Cracking the American Spirits Market

     People often ask me why I don't carry the great rum that had while they were in the Caribbean, but it is really expensive and time consuming to bring a new spirit into the US.   Two years ago Don Pancho Fernandez introduced his "Life's Work" rum Origenes, but I was finally to say that I have it for my customers in the "Rum Bar in Key West" last week.   What had to take place in order for this to happen?

      There was an article in the "Spirits Business" last week that gives you a pretty good idea of what has to transpire in order for brand to be on the shelf for sale
in America.

     Spirits brands continue to covet the US market, but it is one of the world’s most difficult markets to crack
     To make it in America is not just the dream of every British rock band since the Beatles’ invasion of 1964. Every non-US brand of vodka, gin, whisky, or whatever, also wants to crack the most lucrative and dynamic international spirits market on the planet. Thousands try, but few succeed.
     “The structure of the US market makes it theoretically almost impossible to break into,” says Jacob Ehrenkrona, CEO of Reformed Spirits, owner of Martin Miller’s gin. “Basically there hasn’t been a single European brand owned by an independent company that has really conquered America.” When pressed, he makes a possible exception for the Dutch vodka Ketel One, before Diageo bought a 50% stake and took over distribution in 2008.
     “Martin Miller’s has just about managed to get a foothold in America that no one can take away from us,” Ehrenkrona says. “We’ve made every mistake, but we’re still there and we’re growing.” The biggest mistake he sees time and again is “to be mesmerised by the opportunity the US represents.
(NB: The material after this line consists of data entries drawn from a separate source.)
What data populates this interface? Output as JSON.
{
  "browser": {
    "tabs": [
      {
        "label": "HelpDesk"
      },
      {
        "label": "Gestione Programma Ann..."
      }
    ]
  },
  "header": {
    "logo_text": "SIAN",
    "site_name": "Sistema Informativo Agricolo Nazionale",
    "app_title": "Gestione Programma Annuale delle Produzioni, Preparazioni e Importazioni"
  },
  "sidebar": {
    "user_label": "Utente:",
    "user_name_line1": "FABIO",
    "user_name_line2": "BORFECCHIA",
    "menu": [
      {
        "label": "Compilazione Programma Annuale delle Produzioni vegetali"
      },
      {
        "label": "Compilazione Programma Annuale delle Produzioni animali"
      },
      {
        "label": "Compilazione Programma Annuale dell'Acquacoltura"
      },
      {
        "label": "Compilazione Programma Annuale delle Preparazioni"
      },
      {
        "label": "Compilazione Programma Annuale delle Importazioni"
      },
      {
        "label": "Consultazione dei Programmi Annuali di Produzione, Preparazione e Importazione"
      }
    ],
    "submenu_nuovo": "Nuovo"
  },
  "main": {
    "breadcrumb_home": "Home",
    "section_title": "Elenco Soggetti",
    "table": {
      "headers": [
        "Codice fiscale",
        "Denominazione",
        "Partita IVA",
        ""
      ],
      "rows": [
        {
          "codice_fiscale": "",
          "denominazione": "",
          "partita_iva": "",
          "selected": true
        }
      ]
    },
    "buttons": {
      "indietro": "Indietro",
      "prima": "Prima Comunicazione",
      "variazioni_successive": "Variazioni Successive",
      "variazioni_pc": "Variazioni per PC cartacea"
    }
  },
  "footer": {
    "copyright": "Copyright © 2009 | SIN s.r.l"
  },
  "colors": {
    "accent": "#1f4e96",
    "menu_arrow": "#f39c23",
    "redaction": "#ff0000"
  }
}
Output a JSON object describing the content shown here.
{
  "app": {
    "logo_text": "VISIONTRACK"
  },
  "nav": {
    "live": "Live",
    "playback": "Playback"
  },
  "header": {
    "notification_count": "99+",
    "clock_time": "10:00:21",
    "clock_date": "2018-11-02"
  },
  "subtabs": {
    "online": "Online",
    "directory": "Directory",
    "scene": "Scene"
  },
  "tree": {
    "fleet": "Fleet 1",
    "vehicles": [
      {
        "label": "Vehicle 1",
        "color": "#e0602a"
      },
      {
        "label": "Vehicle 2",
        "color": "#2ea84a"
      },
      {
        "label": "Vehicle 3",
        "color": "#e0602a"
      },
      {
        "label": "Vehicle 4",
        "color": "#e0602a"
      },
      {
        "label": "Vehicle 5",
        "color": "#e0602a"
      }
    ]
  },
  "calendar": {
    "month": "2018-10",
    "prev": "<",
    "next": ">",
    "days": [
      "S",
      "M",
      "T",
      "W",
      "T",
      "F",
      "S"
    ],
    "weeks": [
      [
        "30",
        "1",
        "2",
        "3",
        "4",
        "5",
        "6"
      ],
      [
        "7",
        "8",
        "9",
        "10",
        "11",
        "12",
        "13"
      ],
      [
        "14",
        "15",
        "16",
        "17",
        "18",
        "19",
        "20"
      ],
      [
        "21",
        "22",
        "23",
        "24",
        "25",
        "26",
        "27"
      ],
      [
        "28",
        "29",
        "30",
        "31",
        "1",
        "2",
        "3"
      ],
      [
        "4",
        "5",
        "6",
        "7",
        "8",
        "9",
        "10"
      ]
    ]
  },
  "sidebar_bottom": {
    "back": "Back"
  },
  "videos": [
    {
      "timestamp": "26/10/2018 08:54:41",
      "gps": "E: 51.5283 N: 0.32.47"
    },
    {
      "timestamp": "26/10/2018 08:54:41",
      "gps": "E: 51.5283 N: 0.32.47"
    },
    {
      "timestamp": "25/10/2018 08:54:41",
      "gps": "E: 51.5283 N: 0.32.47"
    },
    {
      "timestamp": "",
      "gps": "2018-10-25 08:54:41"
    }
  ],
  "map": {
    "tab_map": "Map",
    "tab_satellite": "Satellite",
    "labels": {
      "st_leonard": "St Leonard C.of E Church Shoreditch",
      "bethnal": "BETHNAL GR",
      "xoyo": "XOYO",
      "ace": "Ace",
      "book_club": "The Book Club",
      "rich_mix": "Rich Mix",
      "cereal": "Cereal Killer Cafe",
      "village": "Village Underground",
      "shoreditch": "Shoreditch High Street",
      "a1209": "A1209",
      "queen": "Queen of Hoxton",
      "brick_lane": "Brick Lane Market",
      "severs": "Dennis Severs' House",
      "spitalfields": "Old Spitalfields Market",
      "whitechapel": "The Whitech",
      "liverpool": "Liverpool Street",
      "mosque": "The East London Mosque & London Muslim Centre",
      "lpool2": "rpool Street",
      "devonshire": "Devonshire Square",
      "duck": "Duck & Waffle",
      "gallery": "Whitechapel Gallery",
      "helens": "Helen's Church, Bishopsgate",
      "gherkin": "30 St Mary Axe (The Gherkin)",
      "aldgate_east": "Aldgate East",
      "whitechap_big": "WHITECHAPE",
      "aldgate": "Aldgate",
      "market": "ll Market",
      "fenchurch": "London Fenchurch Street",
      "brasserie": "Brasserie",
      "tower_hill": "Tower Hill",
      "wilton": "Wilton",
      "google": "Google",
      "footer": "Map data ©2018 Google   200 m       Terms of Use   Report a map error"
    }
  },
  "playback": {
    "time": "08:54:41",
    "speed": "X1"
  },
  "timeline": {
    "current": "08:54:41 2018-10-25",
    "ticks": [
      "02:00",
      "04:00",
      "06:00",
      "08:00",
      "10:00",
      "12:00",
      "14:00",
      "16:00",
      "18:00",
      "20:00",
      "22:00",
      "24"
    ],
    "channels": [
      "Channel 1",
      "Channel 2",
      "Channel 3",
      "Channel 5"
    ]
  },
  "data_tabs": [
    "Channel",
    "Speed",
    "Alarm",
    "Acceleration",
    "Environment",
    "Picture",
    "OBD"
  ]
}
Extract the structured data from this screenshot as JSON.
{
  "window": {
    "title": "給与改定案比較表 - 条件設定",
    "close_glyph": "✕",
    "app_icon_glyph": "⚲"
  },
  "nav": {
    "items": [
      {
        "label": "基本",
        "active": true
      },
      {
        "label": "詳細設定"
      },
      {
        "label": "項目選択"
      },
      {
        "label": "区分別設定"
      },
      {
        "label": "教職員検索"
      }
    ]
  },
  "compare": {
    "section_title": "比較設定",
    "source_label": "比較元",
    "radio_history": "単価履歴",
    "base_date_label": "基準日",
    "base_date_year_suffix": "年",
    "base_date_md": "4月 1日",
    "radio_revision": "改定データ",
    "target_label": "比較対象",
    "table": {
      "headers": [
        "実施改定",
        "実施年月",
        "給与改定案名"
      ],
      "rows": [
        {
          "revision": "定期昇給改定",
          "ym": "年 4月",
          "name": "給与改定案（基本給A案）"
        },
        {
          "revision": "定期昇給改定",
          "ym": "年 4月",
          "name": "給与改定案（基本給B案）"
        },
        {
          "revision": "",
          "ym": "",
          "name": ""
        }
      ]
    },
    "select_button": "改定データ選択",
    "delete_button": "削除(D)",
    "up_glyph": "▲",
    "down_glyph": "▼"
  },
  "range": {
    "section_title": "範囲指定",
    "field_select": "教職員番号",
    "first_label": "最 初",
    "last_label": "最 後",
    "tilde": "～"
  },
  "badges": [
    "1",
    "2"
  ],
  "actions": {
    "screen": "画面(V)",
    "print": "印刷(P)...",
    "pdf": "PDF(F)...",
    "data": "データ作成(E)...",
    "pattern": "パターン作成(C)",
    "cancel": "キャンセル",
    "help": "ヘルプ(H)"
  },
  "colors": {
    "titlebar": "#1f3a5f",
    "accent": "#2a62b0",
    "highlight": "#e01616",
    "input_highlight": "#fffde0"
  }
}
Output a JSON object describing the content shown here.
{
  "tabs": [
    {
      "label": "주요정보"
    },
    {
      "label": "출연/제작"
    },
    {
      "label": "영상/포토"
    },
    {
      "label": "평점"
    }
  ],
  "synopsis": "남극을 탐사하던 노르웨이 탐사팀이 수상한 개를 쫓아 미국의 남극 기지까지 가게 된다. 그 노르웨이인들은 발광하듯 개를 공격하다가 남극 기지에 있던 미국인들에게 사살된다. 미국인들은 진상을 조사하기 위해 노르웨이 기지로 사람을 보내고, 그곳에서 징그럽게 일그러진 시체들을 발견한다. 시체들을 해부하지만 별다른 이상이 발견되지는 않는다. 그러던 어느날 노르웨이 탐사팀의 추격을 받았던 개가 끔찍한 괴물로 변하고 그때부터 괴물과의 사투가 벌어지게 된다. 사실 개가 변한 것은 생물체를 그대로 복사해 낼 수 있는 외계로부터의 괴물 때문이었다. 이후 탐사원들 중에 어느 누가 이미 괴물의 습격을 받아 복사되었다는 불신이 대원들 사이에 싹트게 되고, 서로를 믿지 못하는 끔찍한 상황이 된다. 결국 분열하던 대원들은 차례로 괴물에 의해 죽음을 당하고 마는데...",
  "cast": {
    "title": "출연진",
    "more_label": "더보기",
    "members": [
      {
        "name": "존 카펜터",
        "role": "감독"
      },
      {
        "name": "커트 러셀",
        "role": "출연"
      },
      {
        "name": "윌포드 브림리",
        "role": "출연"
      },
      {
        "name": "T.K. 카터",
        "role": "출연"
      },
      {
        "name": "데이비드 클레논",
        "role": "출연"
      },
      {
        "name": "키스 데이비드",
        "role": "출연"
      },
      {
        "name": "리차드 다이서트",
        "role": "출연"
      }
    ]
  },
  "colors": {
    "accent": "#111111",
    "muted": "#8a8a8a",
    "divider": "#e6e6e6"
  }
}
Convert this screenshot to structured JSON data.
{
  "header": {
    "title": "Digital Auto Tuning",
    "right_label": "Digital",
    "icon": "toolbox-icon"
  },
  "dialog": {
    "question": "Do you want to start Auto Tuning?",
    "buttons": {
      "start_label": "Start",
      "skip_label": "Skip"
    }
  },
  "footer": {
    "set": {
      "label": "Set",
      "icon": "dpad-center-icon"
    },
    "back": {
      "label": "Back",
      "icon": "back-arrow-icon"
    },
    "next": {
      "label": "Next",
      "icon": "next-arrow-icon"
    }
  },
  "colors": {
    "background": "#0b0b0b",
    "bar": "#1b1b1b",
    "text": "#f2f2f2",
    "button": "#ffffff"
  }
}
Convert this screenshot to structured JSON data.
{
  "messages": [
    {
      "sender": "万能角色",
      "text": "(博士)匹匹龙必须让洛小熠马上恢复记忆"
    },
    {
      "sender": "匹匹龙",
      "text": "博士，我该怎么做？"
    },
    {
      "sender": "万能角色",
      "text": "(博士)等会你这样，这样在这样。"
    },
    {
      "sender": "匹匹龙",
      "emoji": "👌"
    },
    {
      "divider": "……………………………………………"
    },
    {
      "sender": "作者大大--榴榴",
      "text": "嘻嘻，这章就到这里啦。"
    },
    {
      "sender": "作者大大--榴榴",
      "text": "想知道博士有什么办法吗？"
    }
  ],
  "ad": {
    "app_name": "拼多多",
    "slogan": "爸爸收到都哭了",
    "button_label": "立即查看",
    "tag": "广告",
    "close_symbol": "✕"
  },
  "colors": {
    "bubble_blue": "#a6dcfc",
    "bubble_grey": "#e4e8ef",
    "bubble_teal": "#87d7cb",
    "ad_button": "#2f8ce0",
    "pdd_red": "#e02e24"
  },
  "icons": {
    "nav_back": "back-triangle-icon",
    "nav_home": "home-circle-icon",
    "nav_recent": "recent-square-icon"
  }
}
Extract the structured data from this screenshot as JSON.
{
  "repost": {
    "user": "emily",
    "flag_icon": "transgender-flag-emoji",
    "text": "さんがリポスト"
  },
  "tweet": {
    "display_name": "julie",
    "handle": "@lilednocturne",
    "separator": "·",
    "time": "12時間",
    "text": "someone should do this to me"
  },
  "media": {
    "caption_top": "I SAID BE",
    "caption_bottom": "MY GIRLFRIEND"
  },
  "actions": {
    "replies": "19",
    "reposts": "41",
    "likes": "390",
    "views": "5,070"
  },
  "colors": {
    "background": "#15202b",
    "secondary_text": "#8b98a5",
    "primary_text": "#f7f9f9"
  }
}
Most brands start in New York, California or Florida, and then other states start demanding the product. It becomes exciting and, all of a sudden, you get swept away by your own success and start spending money. You spend a fortune and spread yourself too thin. That’s the main reason people fail.”
     I hope this will help you understand why so many really fine rums are not being sold here in America.   I really wish it was easier, but the post prohibition laws for the distribution and sale of spirits here in the United States.